Fittingly, Alan Mingo Jr., as Prospero, came closest to finding the right tone of wisdom and wry weariness, but even he seemed to be giving an impression, much of the time, of what a Shakespearean actor is supposed to sound like. Though he tried to anchor this flighty production with his deliberate, patient delivery, he didn’t have enough weight.
To her credit, Loui picked a good vehicle to let her impulses and inspirations play.
“The Tempest” is as atmospheric as any of Shakespeare’s work. We find ourselves on a rough island ruled by Prospero. “Ruled” is a loose description, though, as his subjects are few, including the fairy Ariel and Prospero’s own Igor, the misshapen Caliban.
Everything gets juicy when Prospero conjures a storm that shipwrecks the bad guys who betrayed him, and goes about exacting his own justice. This occurs with the help of much magic and a throng of strange sprites, turning Prospero’s world into a sea-bound fantasyland.

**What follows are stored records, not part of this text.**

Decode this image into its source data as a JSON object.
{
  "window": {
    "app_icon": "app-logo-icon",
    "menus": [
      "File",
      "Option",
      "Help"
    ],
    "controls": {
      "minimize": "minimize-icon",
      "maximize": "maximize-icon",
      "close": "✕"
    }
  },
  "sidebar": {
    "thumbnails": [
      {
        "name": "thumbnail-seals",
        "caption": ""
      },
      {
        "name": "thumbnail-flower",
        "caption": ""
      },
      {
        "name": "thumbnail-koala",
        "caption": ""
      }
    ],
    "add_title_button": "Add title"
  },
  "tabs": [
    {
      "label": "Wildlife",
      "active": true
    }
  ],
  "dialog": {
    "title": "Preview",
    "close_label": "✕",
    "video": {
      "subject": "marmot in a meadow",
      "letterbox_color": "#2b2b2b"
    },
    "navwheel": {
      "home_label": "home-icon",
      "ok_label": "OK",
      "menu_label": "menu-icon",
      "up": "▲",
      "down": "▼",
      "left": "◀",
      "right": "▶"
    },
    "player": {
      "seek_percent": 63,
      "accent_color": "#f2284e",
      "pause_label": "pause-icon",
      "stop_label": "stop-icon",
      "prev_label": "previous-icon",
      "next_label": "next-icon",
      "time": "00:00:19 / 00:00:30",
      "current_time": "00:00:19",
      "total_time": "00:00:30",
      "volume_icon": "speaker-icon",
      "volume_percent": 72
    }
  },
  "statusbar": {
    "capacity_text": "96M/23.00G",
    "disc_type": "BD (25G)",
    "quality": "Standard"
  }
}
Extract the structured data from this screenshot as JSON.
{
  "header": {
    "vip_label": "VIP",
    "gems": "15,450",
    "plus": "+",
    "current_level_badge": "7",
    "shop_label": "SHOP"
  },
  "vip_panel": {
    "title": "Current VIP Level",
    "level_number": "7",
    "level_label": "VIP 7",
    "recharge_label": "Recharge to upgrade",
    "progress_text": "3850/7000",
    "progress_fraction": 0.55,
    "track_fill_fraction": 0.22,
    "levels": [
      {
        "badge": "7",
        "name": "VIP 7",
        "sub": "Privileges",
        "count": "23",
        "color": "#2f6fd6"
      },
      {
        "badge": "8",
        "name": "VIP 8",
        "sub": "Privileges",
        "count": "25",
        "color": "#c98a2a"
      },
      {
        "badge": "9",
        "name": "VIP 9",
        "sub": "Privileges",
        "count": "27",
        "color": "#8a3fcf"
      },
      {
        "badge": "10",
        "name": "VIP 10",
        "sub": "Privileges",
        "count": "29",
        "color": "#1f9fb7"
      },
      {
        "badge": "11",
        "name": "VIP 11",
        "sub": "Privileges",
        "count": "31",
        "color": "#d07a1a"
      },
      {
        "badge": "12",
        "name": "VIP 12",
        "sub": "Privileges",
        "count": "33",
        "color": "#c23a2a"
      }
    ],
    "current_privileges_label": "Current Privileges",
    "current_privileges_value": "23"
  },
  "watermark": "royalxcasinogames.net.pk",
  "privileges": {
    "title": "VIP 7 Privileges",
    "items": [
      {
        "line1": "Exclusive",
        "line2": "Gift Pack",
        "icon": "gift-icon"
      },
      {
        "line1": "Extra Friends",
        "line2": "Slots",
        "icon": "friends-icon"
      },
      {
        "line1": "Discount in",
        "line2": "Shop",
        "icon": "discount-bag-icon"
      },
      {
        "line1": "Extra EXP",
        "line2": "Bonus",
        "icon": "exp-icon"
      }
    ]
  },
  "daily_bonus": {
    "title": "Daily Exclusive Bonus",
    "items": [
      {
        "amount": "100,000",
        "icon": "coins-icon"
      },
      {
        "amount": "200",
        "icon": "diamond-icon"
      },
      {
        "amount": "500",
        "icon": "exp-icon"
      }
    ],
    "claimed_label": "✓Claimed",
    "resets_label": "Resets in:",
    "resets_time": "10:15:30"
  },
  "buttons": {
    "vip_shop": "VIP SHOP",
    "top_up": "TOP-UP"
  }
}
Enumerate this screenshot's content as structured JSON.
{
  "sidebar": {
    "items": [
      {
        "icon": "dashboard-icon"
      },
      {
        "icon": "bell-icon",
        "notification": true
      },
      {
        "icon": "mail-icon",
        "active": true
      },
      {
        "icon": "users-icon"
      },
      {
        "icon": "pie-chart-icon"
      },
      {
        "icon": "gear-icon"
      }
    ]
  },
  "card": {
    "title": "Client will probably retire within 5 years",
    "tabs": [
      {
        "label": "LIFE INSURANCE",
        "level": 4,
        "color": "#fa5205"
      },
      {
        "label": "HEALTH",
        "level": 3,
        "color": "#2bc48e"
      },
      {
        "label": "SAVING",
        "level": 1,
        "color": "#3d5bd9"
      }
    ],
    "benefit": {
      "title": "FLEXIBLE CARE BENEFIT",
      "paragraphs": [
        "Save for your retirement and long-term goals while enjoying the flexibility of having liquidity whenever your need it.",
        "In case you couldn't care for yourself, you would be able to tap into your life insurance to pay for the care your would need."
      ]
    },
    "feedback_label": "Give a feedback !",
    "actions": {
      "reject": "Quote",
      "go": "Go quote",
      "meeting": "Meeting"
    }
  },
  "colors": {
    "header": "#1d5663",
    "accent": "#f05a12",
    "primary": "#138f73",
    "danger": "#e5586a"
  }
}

Loui, costume designer John Patton and set designer Ilana Radin dig in. Radin’s scenery gives the isle a Japanese aura, with a bamboo and paper facade that does double-duty as a mountainous outcropping and Prospero’s oceanfront pad.
The costumes keep you gazing--and guessing. Most are also Asian-inspired, but some are inexplicable, like the those worn by the mysterious attendants who materialize after intermission. Imagine a beekeeper outfit, complete with the wide, veiled head-piece, dyed black, and you get the idea. Another innovation: the dancing hay bales, which also appear near the play’s end and gambol about intriguingly.
Relevant? No, not really. But fun to watch.
Though this gizmo-laden version doesn’t fully measure the depth of “The Tempest,” it does provide some light moments through one of the play’s main clowns, the wayward Trinculo. Jessie Marion knows how to grab the circus spotlight with a jester’s mix of agility and silliness.
* “The Tempest,” UC Irvine’s Village Theatre, Irvine. Today through Saturday at 8 p.m. with a matinee Saturday at 2. Ends Saturday. $6 to $15. (714) 824-2787 and (714) 824-5000. Running time: 2 hours, 15 minutes.
Jared Slater: Alonso
Sean Livingston: Antonio
Peter Keane: Gonzalo
Ryan Neisz: Sebastian
Stephanie Burden: Miranda
Alan Mingo Jr.: Prospero
Anna Fitzwater: Ariel
Jonathan Parlow: Caliban
Arnel Almeda: Ferdinand
Jessie Marion: Trinculo
Katjana Vadeboncoeur: Stephano
A UC Irvine production of a play by William Shakespeare, directed by Annie Loui. Set design: Ilana Radin. Costumes: John Patton. Lighting: David Klevens. Music composed by: Jeff Mayor. Vocal direction: Joan Melton and Dudley Knight. Taiko drummers: Scott Ikegami, Derek Kishida, David Shiwota, Jill Suda, Miki Takushi. Stage manager: Chuck O’Donnell.